YOUR TASK >>
Filter the data below for the string "JSON" and copy each matching line.

GIVEN RECORDS >>
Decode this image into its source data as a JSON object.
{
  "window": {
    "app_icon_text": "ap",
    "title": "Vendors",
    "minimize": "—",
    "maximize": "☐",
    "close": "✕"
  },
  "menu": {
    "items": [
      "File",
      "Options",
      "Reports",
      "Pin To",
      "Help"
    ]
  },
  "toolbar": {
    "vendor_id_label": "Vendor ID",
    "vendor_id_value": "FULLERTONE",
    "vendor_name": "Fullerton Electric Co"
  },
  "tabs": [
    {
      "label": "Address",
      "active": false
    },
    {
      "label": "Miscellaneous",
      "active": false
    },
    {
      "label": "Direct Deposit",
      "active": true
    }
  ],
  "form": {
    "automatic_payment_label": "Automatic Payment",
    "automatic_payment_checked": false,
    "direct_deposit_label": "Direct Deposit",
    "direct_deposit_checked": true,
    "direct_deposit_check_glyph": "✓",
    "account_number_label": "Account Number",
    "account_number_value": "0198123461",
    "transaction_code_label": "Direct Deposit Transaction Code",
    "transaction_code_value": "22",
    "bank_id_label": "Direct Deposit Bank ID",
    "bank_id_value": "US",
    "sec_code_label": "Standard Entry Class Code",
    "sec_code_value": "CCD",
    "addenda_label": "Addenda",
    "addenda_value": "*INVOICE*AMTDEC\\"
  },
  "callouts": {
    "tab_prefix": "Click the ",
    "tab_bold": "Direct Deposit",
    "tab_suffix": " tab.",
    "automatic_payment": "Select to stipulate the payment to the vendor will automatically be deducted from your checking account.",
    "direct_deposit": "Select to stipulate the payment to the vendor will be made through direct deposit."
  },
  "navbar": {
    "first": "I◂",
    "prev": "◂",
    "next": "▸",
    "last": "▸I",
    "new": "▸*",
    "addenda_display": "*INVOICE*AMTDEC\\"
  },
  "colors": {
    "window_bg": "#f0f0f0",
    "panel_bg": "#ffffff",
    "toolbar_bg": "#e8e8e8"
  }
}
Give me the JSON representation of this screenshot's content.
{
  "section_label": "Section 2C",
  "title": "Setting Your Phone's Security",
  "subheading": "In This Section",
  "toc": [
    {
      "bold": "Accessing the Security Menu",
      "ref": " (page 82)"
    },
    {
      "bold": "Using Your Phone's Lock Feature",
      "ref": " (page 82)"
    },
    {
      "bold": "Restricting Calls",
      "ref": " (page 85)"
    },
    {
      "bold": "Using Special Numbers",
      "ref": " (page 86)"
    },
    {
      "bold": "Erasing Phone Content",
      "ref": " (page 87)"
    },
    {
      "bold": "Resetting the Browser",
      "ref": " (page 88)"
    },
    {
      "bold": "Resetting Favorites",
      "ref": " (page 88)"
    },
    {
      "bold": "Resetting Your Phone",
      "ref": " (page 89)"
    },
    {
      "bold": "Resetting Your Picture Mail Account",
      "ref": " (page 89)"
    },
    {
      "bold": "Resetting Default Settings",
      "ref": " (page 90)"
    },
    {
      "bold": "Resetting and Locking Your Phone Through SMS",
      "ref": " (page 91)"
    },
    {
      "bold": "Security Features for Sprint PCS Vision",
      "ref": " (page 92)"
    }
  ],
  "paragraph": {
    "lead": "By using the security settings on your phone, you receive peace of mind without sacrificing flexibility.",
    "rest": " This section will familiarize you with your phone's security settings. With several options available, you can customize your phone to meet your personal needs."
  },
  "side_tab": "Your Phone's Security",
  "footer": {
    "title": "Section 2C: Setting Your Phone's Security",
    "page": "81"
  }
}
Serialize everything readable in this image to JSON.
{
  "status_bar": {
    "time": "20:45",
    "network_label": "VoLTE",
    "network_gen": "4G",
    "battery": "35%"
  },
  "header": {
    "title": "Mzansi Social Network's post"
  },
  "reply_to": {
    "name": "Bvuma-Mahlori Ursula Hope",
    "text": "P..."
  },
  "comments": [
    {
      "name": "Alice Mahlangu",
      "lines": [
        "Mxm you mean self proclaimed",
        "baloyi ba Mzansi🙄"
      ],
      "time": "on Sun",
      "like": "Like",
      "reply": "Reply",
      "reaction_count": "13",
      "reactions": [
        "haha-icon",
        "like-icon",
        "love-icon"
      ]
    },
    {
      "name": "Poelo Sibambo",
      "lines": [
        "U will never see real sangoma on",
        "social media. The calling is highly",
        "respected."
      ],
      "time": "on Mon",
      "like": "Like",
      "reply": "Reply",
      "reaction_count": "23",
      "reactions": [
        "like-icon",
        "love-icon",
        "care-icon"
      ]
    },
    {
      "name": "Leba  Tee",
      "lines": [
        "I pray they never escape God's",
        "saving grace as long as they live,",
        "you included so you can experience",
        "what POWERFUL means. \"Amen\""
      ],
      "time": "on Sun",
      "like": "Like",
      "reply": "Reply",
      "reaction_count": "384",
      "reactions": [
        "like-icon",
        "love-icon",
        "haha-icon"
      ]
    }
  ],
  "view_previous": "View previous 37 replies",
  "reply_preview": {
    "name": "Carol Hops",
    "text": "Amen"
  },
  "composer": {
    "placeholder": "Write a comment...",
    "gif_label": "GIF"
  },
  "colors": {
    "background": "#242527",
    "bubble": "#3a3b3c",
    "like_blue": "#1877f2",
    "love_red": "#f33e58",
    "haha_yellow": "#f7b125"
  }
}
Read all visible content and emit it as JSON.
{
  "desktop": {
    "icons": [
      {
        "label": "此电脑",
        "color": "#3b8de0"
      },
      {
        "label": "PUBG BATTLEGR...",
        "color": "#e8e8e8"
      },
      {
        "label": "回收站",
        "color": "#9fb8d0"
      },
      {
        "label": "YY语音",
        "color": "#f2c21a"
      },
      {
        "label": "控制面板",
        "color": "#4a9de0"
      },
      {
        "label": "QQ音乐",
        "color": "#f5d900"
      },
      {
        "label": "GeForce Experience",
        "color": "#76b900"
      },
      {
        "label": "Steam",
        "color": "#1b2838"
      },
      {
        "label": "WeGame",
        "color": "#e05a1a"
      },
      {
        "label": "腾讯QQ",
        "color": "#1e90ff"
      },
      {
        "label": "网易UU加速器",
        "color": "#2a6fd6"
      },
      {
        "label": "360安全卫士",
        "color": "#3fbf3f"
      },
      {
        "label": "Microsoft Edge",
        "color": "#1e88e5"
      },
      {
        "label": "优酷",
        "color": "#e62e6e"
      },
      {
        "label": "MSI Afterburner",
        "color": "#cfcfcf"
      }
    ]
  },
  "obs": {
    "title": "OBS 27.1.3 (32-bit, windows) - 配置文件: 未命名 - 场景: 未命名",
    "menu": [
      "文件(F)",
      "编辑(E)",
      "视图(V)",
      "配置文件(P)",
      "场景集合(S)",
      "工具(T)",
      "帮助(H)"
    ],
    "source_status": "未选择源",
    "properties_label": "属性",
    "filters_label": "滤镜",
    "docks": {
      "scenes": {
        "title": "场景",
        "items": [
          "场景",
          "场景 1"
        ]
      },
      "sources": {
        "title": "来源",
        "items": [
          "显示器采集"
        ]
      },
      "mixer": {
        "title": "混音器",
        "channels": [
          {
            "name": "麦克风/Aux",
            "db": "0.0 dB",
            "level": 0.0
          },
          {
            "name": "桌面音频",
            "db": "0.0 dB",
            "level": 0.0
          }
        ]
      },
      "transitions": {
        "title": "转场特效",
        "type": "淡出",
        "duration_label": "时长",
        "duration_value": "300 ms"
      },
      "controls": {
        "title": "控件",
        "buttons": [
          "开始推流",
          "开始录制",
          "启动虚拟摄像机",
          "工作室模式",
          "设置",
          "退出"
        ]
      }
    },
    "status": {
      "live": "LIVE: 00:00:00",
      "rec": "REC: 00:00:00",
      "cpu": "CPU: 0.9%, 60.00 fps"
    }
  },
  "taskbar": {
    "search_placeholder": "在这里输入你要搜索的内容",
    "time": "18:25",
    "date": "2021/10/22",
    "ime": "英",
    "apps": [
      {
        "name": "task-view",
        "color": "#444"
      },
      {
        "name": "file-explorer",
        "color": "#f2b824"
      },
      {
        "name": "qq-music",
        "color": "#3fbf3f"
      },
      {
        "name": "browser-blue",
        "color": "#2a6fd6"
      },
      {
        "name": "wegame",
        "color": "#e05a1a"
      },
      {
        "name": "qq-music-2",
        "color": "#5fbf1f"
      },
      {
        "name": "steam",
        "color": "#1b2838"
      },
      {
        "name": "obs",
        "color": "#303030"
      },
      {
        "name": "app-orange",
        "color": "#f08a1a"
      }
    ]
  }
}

REPLY >>
Decode this image into its source data as a JSON object.
Give me the JSON representation of this screenshot's content.
Serialize everything readable in this image to JSON.
Read all visible content and emit it as JSON.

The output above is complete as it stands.